» **Data shown**:
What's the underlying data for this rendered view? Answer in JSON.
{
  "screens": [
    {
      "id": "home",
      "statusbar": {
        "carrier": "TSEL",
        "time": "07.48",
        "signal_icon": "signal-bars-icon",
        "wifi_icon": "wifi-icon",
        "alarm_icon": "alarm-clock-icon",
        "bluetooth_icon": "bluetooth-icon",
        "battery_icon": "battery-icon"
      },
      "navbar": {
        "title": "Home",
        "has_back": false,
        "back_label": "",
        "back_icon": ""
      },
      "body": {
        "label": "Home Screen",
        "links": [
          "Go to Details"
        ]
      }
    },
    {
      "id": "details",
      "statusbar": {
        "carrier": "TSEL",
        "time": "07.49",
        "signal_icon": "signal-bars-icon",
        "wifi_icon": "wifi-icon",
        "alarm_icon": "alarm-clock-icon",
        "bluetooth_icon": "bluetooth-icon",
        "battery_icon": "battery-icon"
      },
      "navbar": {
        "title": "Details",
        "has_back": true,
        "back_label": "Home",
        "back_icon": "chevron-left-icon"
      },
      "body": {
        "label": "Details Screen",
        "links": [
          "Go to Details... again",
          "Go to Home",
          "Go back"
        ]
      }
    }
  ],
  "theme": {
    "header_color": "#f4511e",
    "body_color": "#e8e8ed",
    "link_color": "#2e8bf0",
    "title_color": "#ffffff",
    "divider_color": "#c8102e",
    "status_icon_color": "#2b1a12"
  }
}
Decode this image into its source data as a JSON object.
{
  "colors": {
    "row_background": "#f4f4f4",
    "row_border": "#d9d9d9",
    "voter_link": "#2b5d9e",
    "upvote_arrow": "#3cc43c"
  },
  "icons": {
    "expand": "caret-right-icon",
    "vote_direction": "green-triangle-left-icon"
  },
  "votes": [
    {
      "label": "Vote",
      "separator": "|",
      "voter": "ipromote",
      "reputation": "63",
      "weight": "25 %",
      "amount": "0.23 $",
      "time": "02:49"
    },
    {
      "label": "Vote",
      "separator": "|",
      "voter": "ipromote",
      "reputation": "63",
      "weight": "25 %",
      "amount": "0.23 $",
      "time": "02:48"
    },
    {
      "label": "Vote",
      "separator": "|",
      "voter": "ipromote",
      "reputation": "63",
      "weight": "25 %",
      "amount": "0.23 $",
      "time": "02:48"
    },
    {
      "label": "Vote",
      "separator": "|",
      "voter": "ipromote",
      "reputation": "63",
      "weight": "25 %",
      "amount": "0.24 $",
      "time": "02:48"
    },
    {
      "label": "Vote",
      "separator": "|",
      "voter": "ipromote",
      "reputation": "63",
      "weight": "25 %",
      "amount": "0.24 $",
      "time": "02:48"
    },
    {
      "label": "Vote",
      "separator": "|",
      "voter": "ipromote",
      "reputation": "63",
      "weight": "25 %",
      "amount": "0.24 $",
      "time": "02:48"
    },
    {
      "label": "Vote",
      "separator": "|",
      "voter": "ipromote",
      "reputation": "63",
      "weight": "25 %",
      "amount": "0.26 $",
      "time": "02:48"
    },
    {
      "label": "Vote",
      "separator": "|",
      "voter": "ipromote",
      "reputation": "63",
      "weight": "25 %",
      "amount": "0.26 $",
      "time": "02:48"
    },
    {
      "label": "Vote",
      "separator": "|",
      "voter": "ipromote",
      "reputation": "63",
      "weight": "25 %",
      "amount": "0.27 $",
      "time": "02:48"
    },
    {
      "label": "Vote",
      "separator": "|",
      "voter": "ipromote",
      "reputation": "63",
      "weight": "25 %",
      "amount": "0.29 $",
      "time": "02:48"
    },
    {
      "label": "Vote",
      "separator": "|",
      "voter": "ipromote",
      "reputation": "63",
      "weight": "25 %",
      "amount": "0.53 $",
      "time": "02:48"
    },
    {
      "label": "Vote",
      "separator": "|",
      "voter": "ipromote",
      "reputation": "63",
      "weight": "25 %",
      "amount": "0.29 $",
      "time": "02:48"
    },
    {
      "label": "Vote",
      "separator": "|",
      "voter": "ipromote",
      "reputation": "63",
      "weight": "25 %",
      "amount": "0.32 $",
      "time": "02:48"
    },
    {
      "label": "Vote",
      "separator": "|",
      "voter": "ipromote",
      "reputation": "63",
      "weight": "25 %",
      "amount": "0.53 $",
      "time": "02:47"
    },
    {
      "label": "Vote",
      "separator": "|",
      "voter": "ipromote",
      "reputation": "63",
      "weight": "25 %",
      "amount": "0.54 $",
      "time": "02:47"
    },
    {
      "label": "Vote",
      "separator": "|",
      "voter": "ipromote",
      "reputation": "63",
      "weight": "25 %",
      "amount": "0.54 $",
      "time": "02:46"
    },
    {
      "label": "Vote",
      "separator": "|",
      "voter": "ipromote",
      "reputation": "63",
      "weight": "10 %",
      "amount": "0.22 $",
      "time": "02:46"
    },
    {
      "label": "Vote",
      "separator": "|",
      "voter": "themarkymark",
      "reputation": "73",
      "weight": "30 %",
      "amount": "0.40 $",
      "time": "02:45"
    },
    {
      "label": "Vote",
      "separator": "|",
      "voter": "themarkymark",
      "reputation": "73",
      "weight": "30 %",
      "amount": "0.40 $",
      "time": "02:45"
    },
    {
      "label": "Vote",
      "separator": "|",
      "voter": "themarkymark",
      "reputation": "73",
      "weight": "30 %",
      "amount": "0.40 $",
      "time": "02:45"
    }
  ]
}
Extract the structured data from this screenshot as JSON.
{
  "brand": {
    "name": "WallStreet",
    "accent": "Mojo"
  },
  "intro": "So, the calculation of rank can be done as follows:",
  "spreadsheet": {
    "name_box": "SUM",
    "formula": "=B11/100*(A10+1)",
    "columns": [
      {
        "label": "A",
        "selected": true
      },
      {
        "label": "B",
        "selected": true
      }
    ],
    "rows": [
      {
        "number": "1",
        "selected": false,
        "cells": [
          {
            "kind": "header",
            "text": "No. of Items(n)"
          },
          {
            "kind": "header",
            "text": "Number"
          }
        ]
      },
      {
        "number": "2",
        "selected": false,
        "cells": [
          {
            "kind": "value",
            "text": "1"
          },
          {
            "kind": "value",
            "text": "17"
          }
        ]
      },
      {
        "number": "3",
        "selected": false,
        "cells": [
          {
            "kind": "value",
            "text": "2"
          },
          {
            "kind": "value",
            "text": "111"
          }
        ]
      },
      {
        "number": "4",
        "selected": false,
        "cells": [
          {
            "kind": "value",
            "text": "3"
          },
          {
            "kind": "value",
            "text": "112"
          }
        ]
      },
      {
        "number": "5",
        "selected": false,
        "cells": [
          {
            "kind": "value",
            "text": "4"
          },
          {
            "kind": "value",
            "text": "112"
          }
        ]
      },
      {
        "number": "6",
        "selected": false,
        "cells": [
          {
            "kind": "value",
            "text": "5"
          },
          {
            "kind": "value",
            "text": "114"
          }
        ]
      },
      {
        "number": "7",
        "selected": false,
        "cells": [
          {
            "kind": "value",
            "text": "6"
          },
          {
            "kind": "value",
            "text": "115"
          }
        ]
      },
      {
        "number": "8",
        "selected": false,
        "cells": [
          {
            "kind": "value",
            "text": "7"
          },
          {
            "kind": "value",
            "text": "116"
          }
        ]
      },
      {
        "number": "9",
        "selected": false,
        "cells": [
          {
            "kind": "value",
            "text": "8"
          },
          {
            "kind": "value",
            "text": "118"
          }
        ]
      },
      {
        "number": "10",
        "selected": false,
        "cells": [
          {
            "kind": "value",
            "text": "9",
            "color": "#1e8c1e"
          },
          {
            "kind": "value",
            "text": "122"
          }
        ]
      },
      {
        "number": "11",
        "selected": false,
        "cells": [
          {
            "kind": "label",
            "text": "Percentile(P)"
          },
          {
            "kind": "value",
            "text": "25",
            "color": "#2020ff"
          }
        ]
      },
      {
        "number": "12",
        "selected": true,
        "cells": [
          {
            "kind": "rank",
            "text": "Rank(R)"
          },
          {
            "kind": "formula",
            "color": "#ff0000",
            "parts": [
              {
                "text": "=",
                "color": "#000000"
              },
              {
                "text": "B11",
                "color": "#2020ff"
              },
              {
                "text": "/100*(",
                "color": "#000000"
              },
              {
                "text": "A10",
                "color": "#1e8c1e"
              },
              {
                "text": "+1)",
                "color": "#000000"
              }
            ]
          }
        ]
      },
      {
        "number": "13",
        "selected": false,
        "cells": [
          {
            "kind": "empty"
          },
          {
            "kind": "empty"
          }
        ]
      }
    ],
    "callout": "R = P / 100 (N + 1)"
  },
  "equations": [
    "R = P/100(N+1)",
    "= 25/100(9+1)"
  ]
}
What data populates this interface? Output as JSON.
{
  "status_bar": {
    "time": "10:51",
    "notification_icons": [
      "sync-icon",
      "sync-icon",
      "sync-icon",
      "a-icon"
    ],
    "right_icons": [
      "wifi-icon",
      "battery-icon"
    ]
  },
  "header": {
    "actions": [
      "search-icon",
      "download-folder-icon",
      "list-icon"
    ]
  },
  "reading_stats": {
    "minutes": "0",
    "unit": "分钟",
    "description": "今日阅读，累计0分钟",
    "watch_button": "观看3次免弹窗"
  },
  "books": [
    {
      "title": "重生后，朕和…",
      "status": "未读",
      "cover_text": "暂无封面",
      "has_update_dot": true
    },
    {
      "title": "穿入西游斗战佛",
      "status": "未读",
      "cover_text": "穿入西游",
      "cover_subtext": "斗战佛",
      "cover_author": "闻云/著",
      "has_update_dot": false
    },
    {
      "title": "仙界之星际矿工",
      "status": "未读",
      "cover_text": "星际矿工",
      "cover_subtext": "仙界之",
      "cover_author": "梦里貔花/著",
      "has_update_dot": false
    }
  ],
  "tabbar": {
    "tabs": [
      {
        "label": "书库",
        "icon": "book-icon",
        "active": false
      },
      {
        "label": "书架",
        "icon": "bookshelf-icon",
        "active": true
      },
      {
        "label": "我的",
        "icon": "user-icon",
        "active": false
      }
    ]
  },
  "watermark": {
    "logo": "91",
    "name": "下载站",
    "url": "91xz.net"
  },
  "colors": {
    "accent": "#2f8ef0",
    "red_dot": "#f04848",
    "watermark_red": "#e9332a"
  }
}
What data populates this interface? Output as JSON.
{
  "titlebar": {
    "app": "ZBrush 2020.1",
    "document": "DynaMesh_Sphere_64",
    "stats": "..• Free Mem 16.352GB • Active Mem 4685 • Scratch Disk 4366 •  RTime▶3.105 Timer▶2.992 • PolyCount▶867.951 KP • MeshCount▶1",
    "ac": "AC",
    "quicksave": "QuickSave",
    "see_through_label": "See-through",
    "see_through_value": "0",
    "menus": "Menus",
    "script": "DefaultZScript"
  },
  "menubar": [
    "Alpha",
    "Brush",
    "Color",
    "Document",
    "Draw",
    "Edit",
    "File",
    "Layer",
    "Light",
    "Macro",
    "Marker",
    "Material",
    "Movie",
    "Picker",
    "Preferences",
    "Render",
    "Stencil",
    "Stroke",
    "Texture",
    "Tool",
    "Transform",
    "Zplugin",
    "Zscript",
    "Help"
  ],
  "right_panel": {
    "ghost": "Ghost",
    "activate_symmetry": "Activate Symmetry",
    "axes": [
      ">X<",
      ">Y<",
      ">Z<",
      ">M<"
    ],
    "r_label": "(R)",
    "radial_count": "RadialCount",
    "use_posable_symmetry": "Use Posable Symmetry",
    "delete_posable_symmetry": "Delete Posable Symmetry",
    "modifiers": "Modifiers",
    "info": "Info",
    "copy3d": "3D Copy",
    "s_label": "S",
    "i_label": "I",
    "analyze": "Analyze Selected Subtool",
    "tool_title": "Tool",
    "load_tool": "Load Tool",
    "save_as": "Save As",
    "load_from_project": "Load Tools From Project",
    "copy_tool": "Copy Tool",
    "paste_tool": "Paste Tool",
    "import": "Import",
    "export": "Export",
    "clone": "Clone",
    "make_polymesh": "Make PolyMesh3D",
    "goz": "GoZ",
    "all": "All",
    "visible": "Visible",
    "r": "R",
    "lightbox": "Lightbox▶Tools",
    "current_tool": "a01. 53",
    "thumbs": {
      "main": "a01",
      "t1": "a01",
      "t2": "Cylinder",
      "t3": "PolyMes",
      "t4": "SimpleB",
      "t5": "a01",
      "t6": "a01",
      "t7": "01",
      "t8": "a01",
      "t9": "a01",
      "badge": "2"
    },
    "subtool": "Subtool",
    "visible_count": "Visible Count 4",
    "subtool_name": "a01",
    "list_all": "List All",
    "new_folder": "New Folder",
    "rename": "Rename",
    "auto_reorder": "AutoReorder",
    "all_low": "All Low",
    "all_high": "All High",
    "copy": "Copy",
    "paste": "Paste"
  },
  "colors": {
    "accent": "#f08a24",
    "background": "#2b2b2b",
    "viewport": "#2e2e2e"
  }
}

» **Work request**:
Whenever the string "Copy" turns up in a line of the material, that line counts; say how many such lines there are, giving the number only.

» **Solution to this exercise**:
3